With the passage of Proposition 103 on November 8, 1988, California began regulating the rates insurance companies could charge for automobile policies. P roposition 103 (Section 1861.01 (a) of the California Insurance Code (CIC)) required that insurance companies reduce their rates by at least 20% for all California auto policies. Another major provision of Proposition 103 requires automobile insurance rates be determined using the following factors in decreasing order of importance — the insured’s driving safety record, number of miles driven annually by the insured, and number of years of driving experience the insured has.
Under Proposition 103, a person qualifies for the “good driver discount” if he meets all of the following criteria –licensed to drive a motor vehicle for the previous three years, has not had more than one violation point during the previous three years, and was not a driver of a motor vehicle involved in an accident which resulted in death or in total loss or damage exceeding $500, and was principally at fault. Under Prop 103 states that an insurer cannot refuse to insure an applicant who qualifies for the “good driver discount.”
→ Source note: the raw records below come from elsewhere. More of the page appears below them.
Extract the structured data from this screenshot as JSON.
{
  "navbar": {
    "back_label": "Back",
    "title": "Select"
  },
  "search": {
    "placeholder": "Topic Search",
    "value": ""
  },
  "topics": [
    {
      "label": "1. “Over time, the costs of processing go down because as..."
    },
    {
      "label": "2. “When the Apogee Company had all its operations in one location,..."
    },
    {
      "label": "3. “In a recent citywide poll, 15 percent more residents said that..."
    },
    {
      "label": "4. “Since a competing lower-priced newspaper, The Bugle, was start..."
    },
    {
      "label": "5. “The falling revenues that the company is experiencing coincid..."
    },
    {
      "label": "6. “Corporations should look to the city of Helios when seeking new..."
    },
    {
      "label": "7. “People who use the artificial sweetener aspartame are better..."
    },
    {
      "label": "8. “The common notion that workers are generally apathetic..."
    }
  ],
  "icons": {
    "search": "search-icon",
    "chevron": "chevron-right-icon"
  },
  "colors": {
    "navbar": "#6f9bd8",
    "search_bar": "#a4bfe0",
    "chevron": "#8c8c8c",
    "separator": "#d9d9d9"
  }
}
If you were primarily (meaning 51% or more) at fault for an accident, DMV may assess 1 or more points on your driving record — regardless of whether or not you file a claim under your insurance policy. It is your driving record, not whether you file a claim, which your insurance company uses to determine whether you qualify for the “good driver discount.”